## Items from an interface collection

[Start of Attachment]

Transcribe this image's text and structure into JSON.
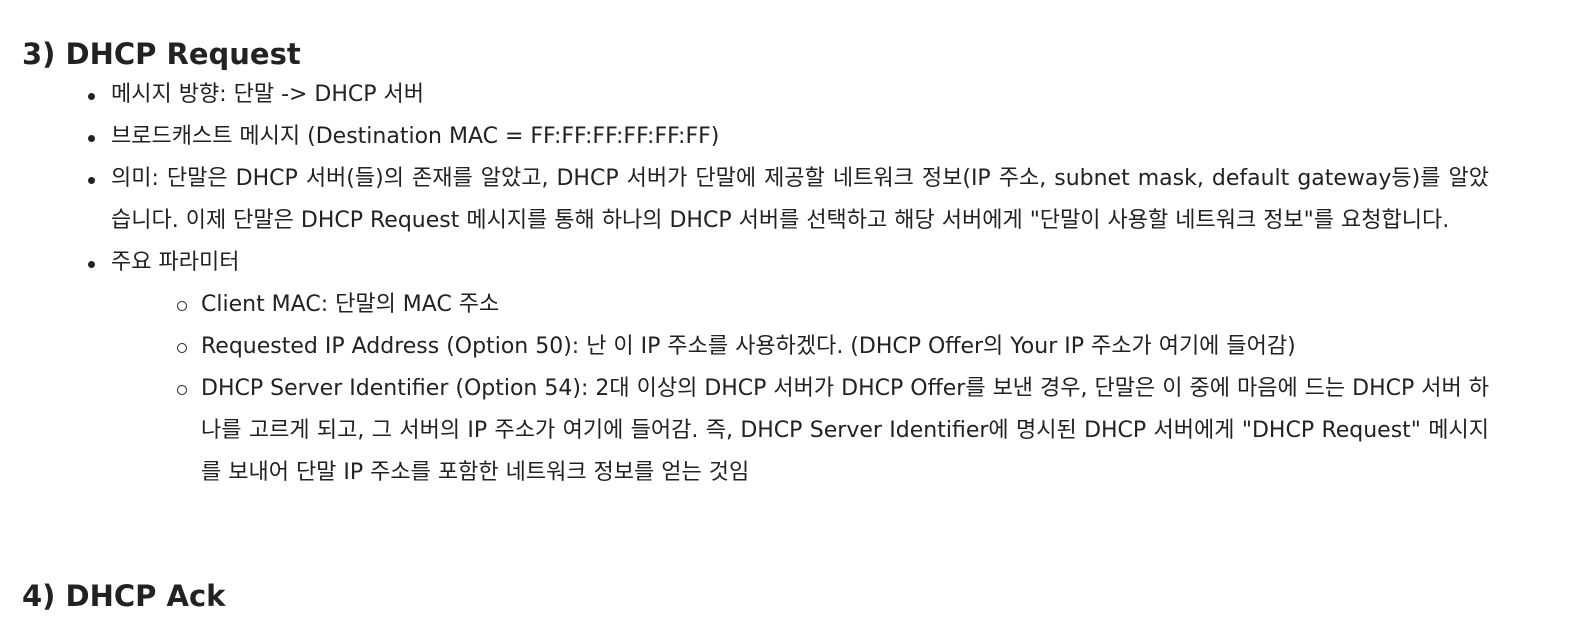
{
  "section": {
    "heading": "3) DHCP Request",
    "bullets": [
      "메시지 방향: 단말 -> DHCP 서버",
      "브로드캐스트 메시지 (Destination MAC = FF:FF:FF:FF:FF:FF)",
      "의미: 단말은 DHCP 서버(들)의 존재를 알았고, DHCP 서버가 단말에 제공할 네트워크 정보(IP 주소, subnet mask, default gateway등)를 알았습니다. 이제 단말은 DHCP Request 메시지를 통해 하나의 DHCP 서버를 선택하고 해당 서버에게 \"단말이 사용할 네트워크 정보\"를 요청합니다.",
      "주요 파라미터"
    ],
    "parameters": [
      "Client MAC: 단말의 MAC 주소",
      "Requested IP Address (Option 50): 난 이 IP 주소를 사용하겠다. (DHCP Offer의 Your IP 주소가 여기에 들어감)",
      "DHCP Server Identifier (Option 54): 2대 이상의 DHCP 서버가 DHCP Offer를 보낸 경우, 단말은 이 중에 마음에 드는 DHCP 서버 하나를 고르게 되고,  그 서버의 IP 주소가 여기에 들어감. 즉, DHCP Server Identifier에 명시된 DHCP 서버에게 \"DHCP Request\" 메시지를 보내어 단말 IP 주소를 포함한 네트워크 정보를 얻는 것임"
    ]
  },
  "next_section": {
    "heading": "4) DHCP Ack"
  }
}
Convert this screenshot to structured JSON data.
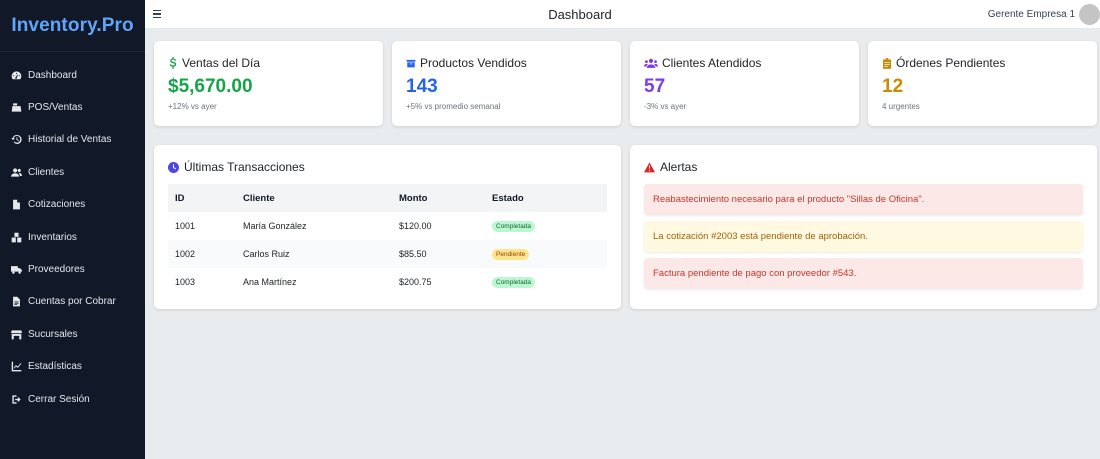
{
  "brand": "Inventory.Pro",
  "sidebar": {
    "items": [
      {
        "label": "Dashboard",
        "icon": "gauge-icon"
      },
      {
        "label": "POS/Ventas",
        "icon": "cash-register-icon"
      },
      {
        "label": "Historial de Ventas",
        "icon": "history-icon"
      },
      {
        "label": "Clientes",
        "icon": "users-icon"
      },
      {
        "label": "Cotizaciones",
        "icon": "file-icon"
      },
      {
        "label": "Inventarios",
        "icon": "boxes-icon"
      },
      {
        "label": "Proveedores",
        "icon": "truck-icon"
      },
      {
        "label": "Cuentas por Cobrar",
        "icon": "file-invoice-icon"
      },
      {
        "label": "Sucursales",
        "icon": "store-icon"
      },
      {
        "label": "Estadísticas",
        "icon": "chart-line-icon"
      },
      {
        "label": "Cerrar Sesión",
        "icon": "sign-out-icon"
      }
    ]
  },
  "topbar": {
    "title": "Dashboard",
    "user": "Gerente Empresa 1"
  },
  "stats": {
    "ventas": {
      "title": "Ventas del Día",
      "value": "$5,670.00",
      "sub": "+12% vs ayer",
      "color": "#16a34a"
    },
    "productos": {
      "title": "Productos Vendidos",
      "value": "143",
      "sub": "+5% vs promedio semanal",
      "color": "#2563eb"
    },
    "clientes": {
      "title": "Clientes Atendidos",
      "value": "57",
      "sub": "-3% vs ayer",
      "color": "#7c3aed"
    },
    "ordenes": {
      "title": "Órdenes Pendientes",
      "value": "12",
      "sub": "4 urgentes",
      "color": "#ca8a04"
    }
  },
  "transactions": {
    "title": "Últimas Transacciones",
    "headers": [
      "ID",
      "Cliente",
      "Monto",
      "Estado"
    ],
    "rows": [
      {
        "id": "1001",
        "cliente": "María González",
        "monto": "$120.00",
        "estado": "Completada"
      },
      {
        "id": "1002",
        "cliente": "Carlos Ruiz",
        "monto": "$85.50",
        "estado": "Pendiente"
      },
      {
        "id": "1003",
        "cliente": "Ana Martínez",
        "monto": "$200.75",
        "estado": "Completada"
      }
    ]
  },
  "alerts": {
    "title": "Alertas",
    "items": [
      "Reabastecimiento necesario para el producto \"Sillas de Oficina\".",
      "La cotización #2003 está pendiente de aprobación.",
      "Factura pendiente de pago con proveedor #543."
    ]
  }
}
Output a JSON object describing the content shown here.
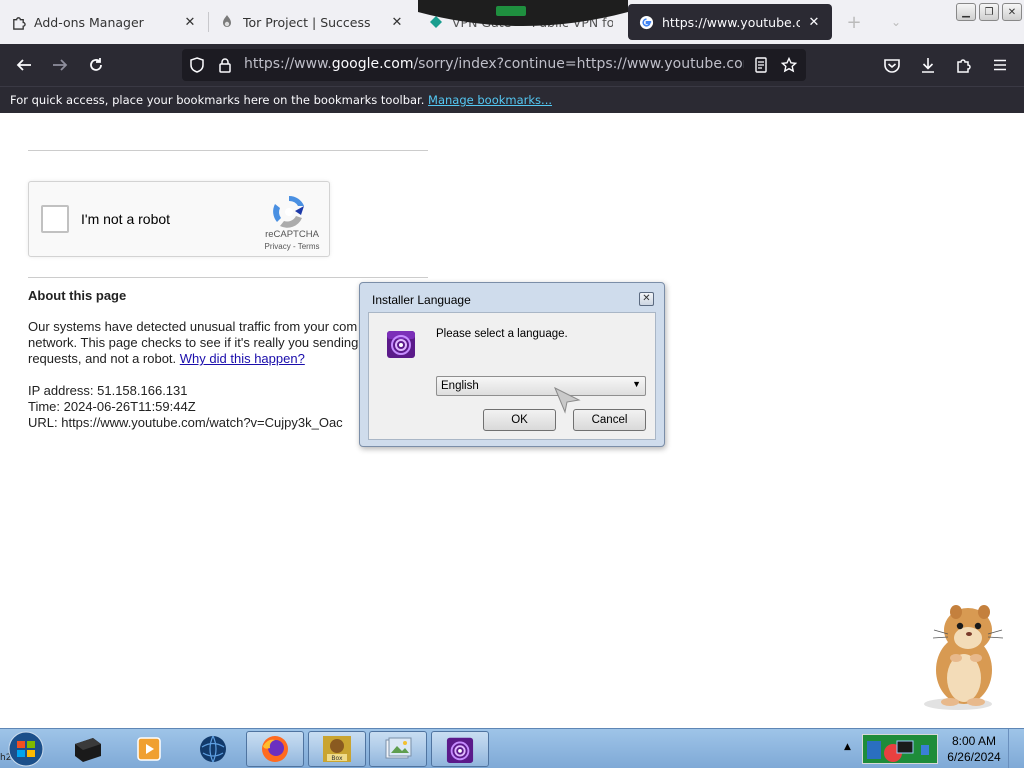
{
  "browser": {
    "tabs": [
      {
        "title": "Add-ons Manager",
        "icon": "puzzle-icon",
        "active": false
      },
      {
        "title": "Tor Project | Success",
        "icon": "onion-icon",
        "active": false
      },
      {
        "title": "VPN Gate — Public VPN for ...",
        "icon": "diamond-icon",
        "active": false
      },
      {
        "title": "https://www.youtube.com/w",
        "icon": "google-icon",
        "active": true
      }
    ],
    "close_glyph": "✕",
    "new_tab_glyph": "+",
    "window_controls": [
      "minimize",
      "restore",
      "close"
    ],
    "url_prefix": "https://www.",
    "url_domain": "google.com",
    "url_rest": "/sorry/index?continue=https://www.youtube.com/watch%",
    "bookmarks_bar_text": "For quick access, place your bookmarks here on the bookmarks toolbar.",
    "bookmarks_bar_link": "Manage bookmarks..."
  },
  "page": {
    "recaptcha": {
      "label": "I'm not a robot",
      "brand": "reCAPTCHA",
      "links": "Privacy - Terms"
    },
    "about_title": "About this page",
    "about_line1": "Our systems have detected unusual traffic from your com",
    "about_line2": "network. This page checks to see if it's really you sending",
    "about_line3": "requests, and not a robot. ",
    "about_link": "Why did this happen?",
    "ip": "IP address: 51.158.166.131",
    "time": "Time: 2024-06-26T11:59:44Z",
    "url": "URL: https://www.youtube.com/watch?v=Cujpy3k_Oac"
  },
  "dialog": {
    "title": "Installer Language",
    "close_glyph": "✕",
    "prompt": "Please select a language.",
    "selected_language": "English",
    "ok_label": "OK",
    "cancel_label": "Cancel"
  },
  "taskbar": {
    "ghost_text": "h2 ww",
    "items": [
      "terminal-icon",
      "media-player-icon",
      "globe-icon",
      "firefox-icon",
      "sandbox-icon",
      "image-viewer-icon",
      "tor-installer-icon"
    ],
    "tray_arrow": "▲",
    "time": "8:00 AM",
    "date": "6/26/2024"
  },
  "colors": {
    "chrome_dark": "#2b2a33",
    "link_blue": "#1a0dab",
    "bookmark_link": "#54c8f3",
    "taskbar": "#9ec4e8"
  }
}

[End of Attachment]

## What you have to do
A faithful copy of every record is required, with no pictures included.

## Problem solution
Transcribe this image's text and structure into JSON.
{
  "section": {
    "heading": "3) DHCP Request",
    "bullets": [
      "메시지 방향: 단말 -> DHCP 서버",
      "브로드캐스트 메시지 (Destination MAC = FF:FF:FF:FF:FF:FF)",
      "의미: 단말은 DHCP 서버(들)의 존재를 알았고, DHCP 서버가 단말에 제공할 네트워크 정보(IP 주소, subnet mask, default gateway등)를 알았습니다. 이제 단말은 DHCP Request 메시지를 통해 하나의 DHCP 서버를 선택하고 해당 서버에게 \"단말이 사용할 네트워크 정보\"를 요청합니다.",
      "주요 파라미터"
    ],
    "parameters": [
      "Client MAC: 단말의 MAC 주소",
      "Requested IP Address (Option 50): 난 이 IP 주소를 사용하겠다. (DHCP Offer의 Your IP 주소가 여기에 들어감)",
      "DHCP Server Identifier (Option 54): 2대 이상의 DHCP 서버가 DHCP Offer를 보낸 경우, 단말은 이 중에 마음에 드는 DHCP 서버 하나를 고르게 되고,  그 서버의 IP 주소가 여기에 들어감. 즉, DHCP Server Identifier에 명시된 DHCP 서버에게 \"DHCP Request\" 메시지를 보내어 단말 IP 주소를 포함한 네트워크 정보를 얻는 것임"
    ]
  },
  "next_section": {
    "heading": "4) DHCP Ack"
  }
}
Convert this screenshot to structured JSON data.
{
  "brand": "Inventory.Pro",
  "sidebar": {
    "items": [
      {
        "label": "Dashboard",
        "icon": "gauge-icon"
      },
      {
        "label": "POS/Ventas",
        "icon": "cash-register-icon"
      },
      {
        "label": "Historial de Ventas",
        "icon": "history-icon"
      },
      {
        "label": "Clientes",
        "icon": "users-icon"
      },
      {
        "label": "Cotizaciones",
        "icon": "file-icon"
      },
      {
        "label": "Inventarios",
        "icon": "boxes-icon"
      },
      {
        "label": "Proveedores",
        "icon": "truck-icon"
      },
      {
        "label": "Cuentas por Cobrar",
        "icon": "file-invoice-icon"
      },
      {
        "label": "Sucursales",
        "icon": "store-icon"
      },
      {
        "label": "Estadísticas",
        "icon": "chart-line-icon"
      },
      {
        "label": "Cerrar Sesión",
        "icon": "sign-out-icon"
      }
    ]
  },
  "topbar": {
    "title": "Dashboard",
    "user": "Gerente Empresa 1"
  },
  "stats": {
    "ventas": {
      "title": "Ventas del Día",
      "value": "$5,670.00",
      "sub": "+12% vs ayer",
      "color": "#16a34a"
    },
    "productos": {
      "title": "Productos Vendidos",
      "value": "143",
      "sub": "+5% vs promedio semanal",
      "color": "#2563eb"
    },
    "clientes": {
      "title": "Clientes Atendidos",
      "value": "57",
      "sub": "-3% vs ayer",
      "color": "#7c3aed"
    },
    "ordenes": {
      "title": "Órdenes Pendientes",
      "value": "12",
      "sub": "4 urgentes",
      "color": "#ca8a04"
    }
  },
  "transactions": {
    "title": "Últimas Transacciones",
    "headers": [
      "ID",
      "Cliente",
      "Monto",
      "Estado"
    ],
    "rows": [
      {
        "id": "1001",
        "cliente": "María González",
        "monto": "$120.00",
        "estado": "Completada"
      },
      {
        "id": "1002",
        "cliente": "Carlos Ruiz",
        "monto": "$85.50",
        "estado": "Pendiente"
      },
      {
        "id": "1003",
        "cliente": "Ana Martínez",
        "monto": "$200.75",
        "estado": "Completada"
      }
    ]
  },
  "alerts": {
    "title": "Alertas",
    "items": [
      "Reabastecimiento necesario para el producto \"Sillas de Oficina\".",
      "La cotización #2003 está pendiente de aprobación.",
      "Factura pendiente de pago con proveedor #543."
    ]
  }
}
Output a JSON object describing the content shown here.
{
  "browser": {
    "tabs": [
      {
        "title": "Add-ons Manager",
        "icon": "puzzle-icon",
        "active": false
      },
      {
        "title": "Tor Project | Success",
        "icon": "onion-icon",
        "active": false
      },
      {
        "title": "VPN Gate — Public VPN for ...",
        "icon": "diamond-icon",
        "active": false
      },
      {
        "title": "https://www.youtube.com/w",
        "icon": "google-icon",
        "active": true
      }
    ],
    "close_glyph": "✕",
    "new_tab_glyph": "+",
    "window_controls": [
      "minimize",
      "restore",
      "close"
    ],
    "url_prefix": "https://www.",
    "url_domain": "google.com",
    "url_rest": "/sorry/index?continue=https://www.youtube.com/watch%",
    "bookmarks_bar_text": "For quick access, place your bookmarks here on the bookmarks toolbar.",
    "bookmarks_bar_link": "Manage bookmarks..."
  },
  "page": {
    "recaptcha": {
      "label": "I'm not a robot",
      "brand": "reCAPTCHA",
      "links": "Privacy - Terms"
    },
    "about_title": "About this page",
    "about_line1": "Our systems have detected unusual traffic from your com",
    "about_line2": "network. This page checks to see if it's really you sending",
    "about_line3": "requests, and not a robot. ",
    "about_link": "Why did this happen?",
    "ip": "IP address: 51.158.166.131",
    "time": "Time: 2024-06-26T11:59:44Z",
    "url": "URL: https://www.youtube.com/watch?v=Cujpy3k_Oac"
  },
  "dialog": {
    "title": "Installer Language",
    "close_glyph": "✕",
    "prompt": "Please select a language.",
    "selected_language": "English",
    "ok_label": "OK",
    "cancel_label": "Cancel"
  },
  "taskbar": {
    "ghost_text": "h2 ww",
    "items": [
      "terminal-icon",
      "media-player-icon",
      "globe-icon",
      "firefox-icon",
      "sandbox-icon",
      "image-viewer-icon",
      "tor-installer-icon"
    ],
    "tray_arrow": "▲",
    "time": "8:00 AM",
    "date": "6/26/2024"
  },
  "colors": {
    "chrome_dark": "#2b2a33",
    "link_blue": "#1a0dab",
    "bookmark_link": "#54c8f3",
    "taskbar": "#9ec4e8"
  }
}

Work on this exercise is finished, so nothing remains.